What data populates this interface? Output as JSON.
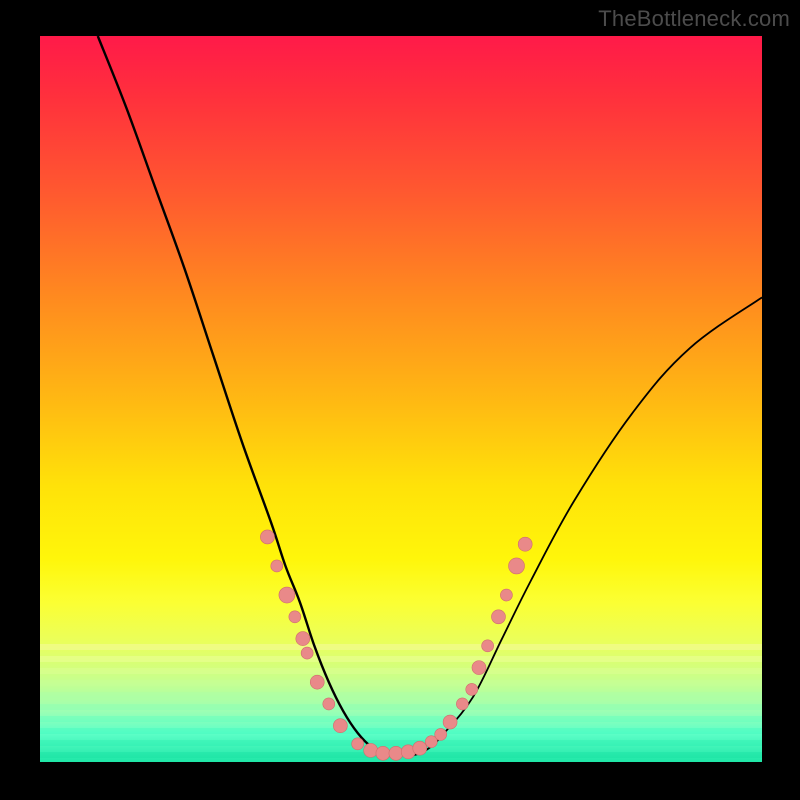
{
  "watermark": "TheBottleneck.com",
  "colors": {
    "dot_fill": "#e98989",
    "dot_stroke": "#d06d6d",
    "curve": "#000000"
  },
  "chart_data": {
    "type": "line",
    "title": "",
    "xlabel": "",
    "ylabel": "",
    "xlim": [
      0,
      100
    ],
    "ylim": [
      0,
      100
    ],
    "series": [
      {
        "name": "curve",
        "x": [
          8,
          12,
          16,
          20,
          24,
          28,
          32,
          34,
          36,
          38,
          40,
          42,
          44,
          46,
          48,
          50,
          52,
          54,
          56,
          60,
          64,
          68,
          74,
          82,
          90,
          100
        ],
        "y": [
          100,
          90,
          79,
          68,
          56,
          44,
          33,
          27,
          22,
          16,
          11,
          7,
          4,
          2,
          1,
          1,
          1,
          2,
          4,
          9,
          17,
          25,
          36,
          48,
          57,
          64
        ]
      }
    ],
    "points": [
      {
        "x": 31.5,
        "y": 31,
        "r": 7
      },
      {
        "x": 32.8,
        "y": 27,
        "r": 6
      },
      {
        "x": 34.2,
        "y": 23,
        "r": 8
      },
      {
        "x": 35.3,
        "y": 20,
        "r": 6
      },
      {
        "x": 36.4,
        "y": 17,
        "r": 7
      },
      {
        "x": 37.0,
        "y": 15,
        "r": 6
      },
      {
        "x": 38.4,
        "y": 11,
        "r": 7
      },
      {
        "x": 40.0,
        "y": 8,
        "r": 6
      },
      {
        "x": 41.6,
        "y": 5,
        "r": 7
      },
      {
        "x": 44.0,
        "y": 2.5,
        "r": 6
      },
      {
        "x": 45.8,
        "y": 1.6,
        "r": 7
      },
      {
        "x": 47.5,
        "y": 1.2,
        "r": 7
      },
      {
        "x": 49.3,
        "y": 1.2,
        "r": 7
      },
      {
        "x": 51.0,
        "y": 1.4,
        "r": 7
      },
      {
        "x": 52.6,
        "y": 1.9,
        "r": 7
      },
      {
        "x": 54.2,
        "y": 2.8,
        "r": 6
      },
      {
        "x": 55.5,
        "y": 3.8,
        "r": 6
      },
      {
        "x": 56.8,
        "y": 5.5,
        "r": 7
      },
      {
        "x": 58.5,
        "y": 8,
        "r": 6
      },
      {
        "x": 59.8,
        "y": 10,
        "r": 6
      },
      {
        "x": 60.8,
        "y": 13,
        "r": 7
      },
      {
        "x": 62.0,
        "y": 16,
        "r": 6
      },
      {
        "x": 63.5,
        "y": 20,
        "r": 7
      },
      {
        "x": 64.6,
        "y": 23,
        "r": 6
      },
      {
        "x": 66.0,
        "y": 27,
        "r": 8
      },
      {
        "x": 67.2,
        "y": 30,
        "r": 7
      }
    ]
  }
}
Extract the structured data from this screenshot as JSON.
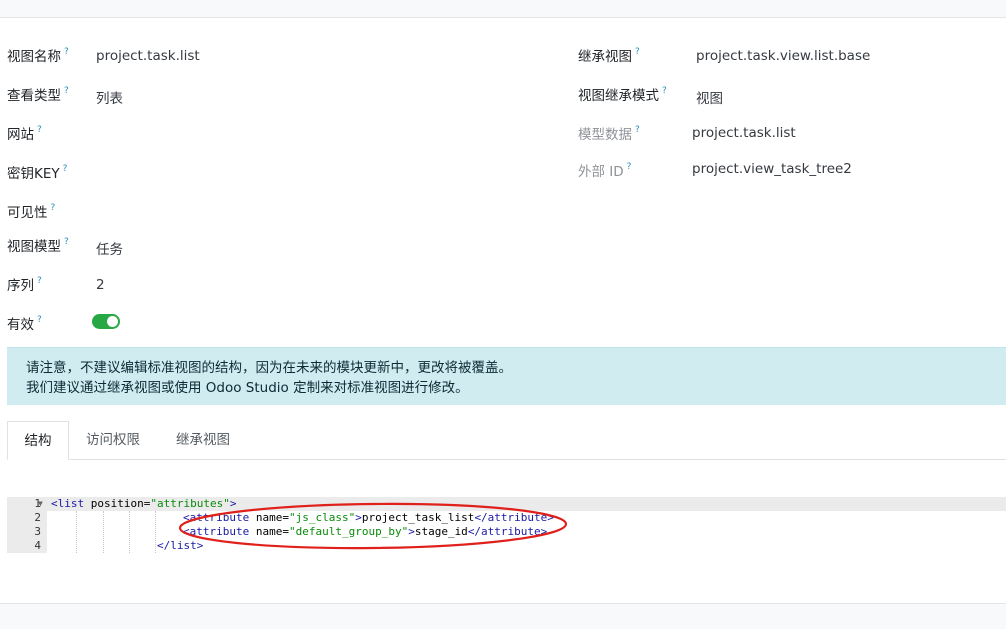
{
  "form": {
    "left": [
      {
        "label": "视图名称",
        "value": "project.task.list"
      },
      {
        "label": "查看类型",
        "value": "列表"
      },
      {
        "label": "网站",
        "value": ""
      },
      {
        "label": "密钥KEY",
        "value": ""
      },
      {
        "label": "可见性",
        "value": ""
      },
      {
        "label": "视图模型",
        "value": "任务"
      },
      {
        "label": "序列",
        "value": "2"
      },
      {
        "label": "有效",
        "value": ""
      }
    ],
    "right": [
      {
        "label": "继承视图",
        "value": "project.task.view.list.base"
      },
      {
        "label": "视图继承模式",
        "value": "视图"
      },
      {
        "label": "模型数据",
        "value": "project.task.list"
      },
      {
        "label": "外部 ID",
        "value": "project.view_task_tree2"
      }
    ],
    "help_mark": "?"
  },
  "active_toggle": {
    "on": true,
    "color": "#28a745"
  },
  "alert": {
    "line1": "请注意，不建议编辑标准视图的结构，因为在未来的模块更新中，更改将被覆盖。",
    "line2": "我们建议通过继承视图或使用 Odoo Studio 定制来对标准视图进行修改。"
  },
  "tabs": [
    "结构",
    "访问权限",
    "继承视图"
  ],
  "editor": {
    "line_numbers": [
      "1",
      "2",
      "3",
      "4"
    ],
    "fold_icon": "caret-down-icon",
    "lines": [
      {
        "tag_open": "<list",
        "attr": " position=",
        "str": "\"attributes\"",
        "tail": ">",
        "text": "",
        "close": ""
      },
      {
        "tag_open": "<attribute",
        "attr": " name=",
        "str": "\"js_class\"",
        "tail": ">",
        "text": "project_task_list",
        "close": "</attribute>"
      },
      {
        "tag_open": "<attribute",
        "attr": " name=",
        "str": "\"default_group_by\"",
        "tail": ">",
        "text": "stage_id",
        "close": "</attribute>"
      },
      {
        "tag_open": "</list>",
        "attr": "",
        "str": "",
        "tail": "",
        "text": "",
        "close": ""
      }
    ]
  },
  "colors": {
    "help": "#2a8fbd",
    "alert_bg": "#d1ecf1",
    "annotation": "#e0201b"
  }
}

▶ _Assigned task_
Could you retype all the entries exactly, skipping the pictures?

▶ _Response box_
What data populates this interface? Output as JSON.
{
  "watermark": "TheBottleneck.com",
  "colors": {
    "dot_fill": "#e98989",
    "dot_stroke": "#d06d6d",
    "curve": "#000000"
  },
  "chart_data": {
    "type": "line",
    "title": "",
    "xlabel": "",
    "ylabel": "",
    "xlim": [
      0,
      100
    ],
    "ylim": [
      0,
      100
    ],
    "series": [
      {
        "name": "curve",
        "x": [
          8,
          12,
          16,
          20,
          24,
          28,
          32,
          34,
          36,
          38,
          40,
          42,
          44,
          46,
          48,
          50,
          52,
          54,
          56,
          60,
          64,
          68,
          74,
          82,
          90,
          100
        ],
        "y": [
          100,
          90,
          79,
          68,
          56,
          44,
          33,
          27,
          22,
          16,
          11,
          7,
          4,
          2,
          1,
          1,
          1,
          2,
          4,
          9,
          17,
          25,
          36,
          48,
          57,
          64
        ]
      }
    ],
    "points": [
      {
        "x": 31.5,
        "y": 31,
        "r": 7
      },
      {
        "x": 32.8,
        "y": 27,
        "r": 6
      },
      {
        "x": 34.2,
        "y": 23,
        "r": 8
      },
      {
        "x": 35.3,
        "y": 20,
        "r": 6
      },
      {
        "x": 36.4,
        "y": 17,
        "r": 7
      },
      {
        "x": 37.0,
        "y": 15,
        "r": 6
      },
      {
        "x": 38.4,
        "y": 11,
        "r": 7
      },
      {
        "x": 40.0,
        "y": 8,
        "r": 6
      },
      {
        "x": 41.6,
        "y": 5,
        "r": 7
      },
      {
        "x": 44.0,
        "y": 2.5,
        "r": 6
      },
      {
        "x": 45.8,
        "y": 1.6,
        "r": 7
      },
      {
        "x": 47.5,
        "y": 1.2,
        "r": 7
      },
      {
        "x": 49.3,
        "y": 1.2,
        "r": 7
      },
      {
        "x": 51.0,
        "y": 1.4,
        "r": 7
      },
      {
        "x": 52.6,
        "y": 1.9,
        "r": 7
      },
      {
        "x": 54.2,
        "y": 2.8,
        "r": 6
      },
      {
        "x": 55.5,
        "y": 3.8,
        "r": 6
      },
      {
        "x": 56.8,
        "y": 5.5,
        "r": 7
      },
      {
        "x": 58.5,
        "y": 8,
        "r": 6
      },
      {
        "x": 59.8,
        "y": 10,
        "r": 6
      },
      {
        "x": 60.8,
        "y": 13,
        "r": 7
      },
      {
        "x": 62.0,
        "y": 16,
        "r": 6
      },
      {
        "x": 63.5,
        "y": 20,
        "r": 7
      },
      {
        "x": 64.6,
        "y": 23,
        "r": 6
      },
      {
        "x": 66.0,
        "y": 27,
        "r": 8
      },
      {
        "x": 67.2,
        "y": 30,
        "r": 7
      }
    ]
  }
}
Extract the structured data from this screenshot as JSON.
{
  "form": {
    "left": [
      {
        "label": "视图名称",
        "value": "project.task.list"
      },
      {
        "label": "查看类型",
        "value": "列表"
      },
      {
        "label": "网站",
        "value": ""
      },
      {
        "label": "密钥KEY",
        "value": ""
      },
      {
        "label": "可见性",
        "value": ""
      },
      {
        "label": "视图模型",
        "value": "任务"
      },
      {
        "label": "序列",
        "value": "2"
      },
      {
        "label": "有效",
        "value": ""
      }
    ],
    "right": [
      {
        "label": "继承视图",
        "value": "project.task.view.list.base"
      },
      {
        "label": "视图继承模式",
        "value": "视图"
      },
      {
        "label": "模型数据",
        "value": "project.task.list"
      },
      {
        "label": "外部 ID",
        "value": "project.view_task_tree2"
      }
    ],
    "help_mark": "?"
  },
  "active_toggle": {
    "on": true,
    "color": "#28a745"
  },
  "alert": {
    "line1": "请注意，不建议编辑标准视图的结构，因为在未来的模块更新中，更改将被覆盖。",
    "line2": "我们建议通过继承视图或使用 Odoo Studio 定制来对标准视图进行修改。"
  },
  "tabs": [
    "结构",
    "访问权限",
    "继承视图"
  ],
  "editor": {
    "line_numbers": [
      "1",
      "2",
      "3",
      "4"
    ],
    "fold_icon": "caret-down-icon",
    "lines": [
      {
        "tag_open": "<list",
        "attr": " position=",
        "str": "\"attributes\"",
        "tail": ">",
        "text": "",
        "close": ""
      },
      {
        "tag_open": "<attribute",
        "attr": " name=",
        "str": "\"js_class\"",
        "tail": ">",
        "text": "project_task_list",
        "close": "</attribute>"
      },
      {
        "tag_open": "<attribute",
        "attr": " name=",
        "str": "\"default_group_by\"",
        "tail": ">",
        "text": "stage_id",
        "close": "</attribute>"
      },
      {
        "tag_open": "</list>",
        "attr": "",
        "str": "",
        "tail": "",
        "text": "",
        "close": ""
      }
    ]
  },
  "colors": {
    "help": "#2a8fbd",
    "alert_bg": "#d1ecf1",
    "annotation": "#e0201b"
  }
}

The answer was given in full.